Rommel reached the wood at Cerfontaine on May 16, 1940. He wanted to get through it fast, so as to reach the bunkers themselves before dark—but how, without alerting the bunkers that he was coming? Rommel took the microphone and quietly ordered all tank commanders to drive through the woods, this time without firing a single shot. Their crews—gunner, radio operator, loader and commander—were to ride outside the tanks and wave white flags. He himself rode Colonel Rothenburg’s Panzer IV. Ulrich Schroeder recalled: “The enemy was in fact so startled by this carnivallike procession that instead of shooting at us they just stood back to either side and gaped.
David Irving (THE TRAIL OF THE FOX The Search for the True Field Marshall)
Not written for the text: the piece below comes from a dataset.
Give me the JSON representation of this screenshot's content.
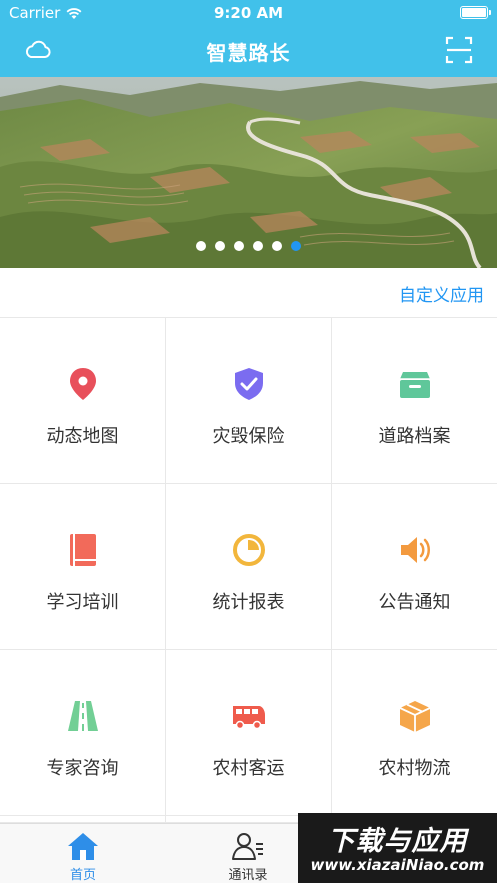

Zelensky wanted—he needed—air defenses. F-16 fighter jets, to maintain air supremacy against the far larger Russian Air Force. A no-fly zone. Tanks. Advanced drones. Most important, long-range missile launchers. There was one in particular that the Pentagon, with its penchant for completely unintelligible acronyms, called the High Mobility Artillery Rocket System (HIMARS). Zelensky wanted to arm these launchers with one of the crown jewels of the U.S. Army, a missile known as ATACMS that could strike targets nearly two hundred miles away with precision accuracy. That, of course, would give him the capability to fire right into command-and-control centers deep inside Russian territory—exactly Biden’s worst fear. In time, Zelensky added to his list of requests another weapon that raised enormous moral issues: He sought “cluster munitions,” a weapon many of the arms control advocates in the Biden administration had spent decades trying to limit or ban. Cluster bombs are devastating weapons that release scores of tiny bomblets, ripping apart people and personnel carriers and power lines and often mowing through civilians unlucky enough to be living in the area where they are dropped. Worse yet, unexploded bomblets can remain on the ground for years; from past American battlefields—from Vietnam to Afghanistan and Iraq—there were stories of children killed or maimed after picking one up years later. Blinken told colleagues he had spent much of his professional life getting weapons like this banned. Yet the Pentagon stored them across Europe because they were cruelly effective in wiping out an advancing army. And anyway, they said, the Russians were using cluster munitions in Ukraine. With each proposal it was Biden who was most reluctant: F-16s were simply too provocative, he told his staff, because they could strike deep into Russia. The cluster munitions were simply too dangerous to civilians. Conversations with Zelensky were heated. “The first few calls they had turned pretty tense,” one senior administration official told me. Part of the issue was style. Zelensky, in Biden’s view, was simply not grateful for the aid he was getting—a cardinal sin in Biden’s world. By mid-May 2022, his administration had poured nearly $4 billion to the Ukrainian defenses, including some fifty million rounds of small ammunition, tens of thousands of artillery rounds, major antiaircraft and anti-tank systems, intelligence, medical equipment, and more. Zelensky had offered at best perfunctory thanks before pushing for more.
David E. Sanger (New Cold Wars: China's Rise, Russia's Invasion, and America's Struggle to Defend the West)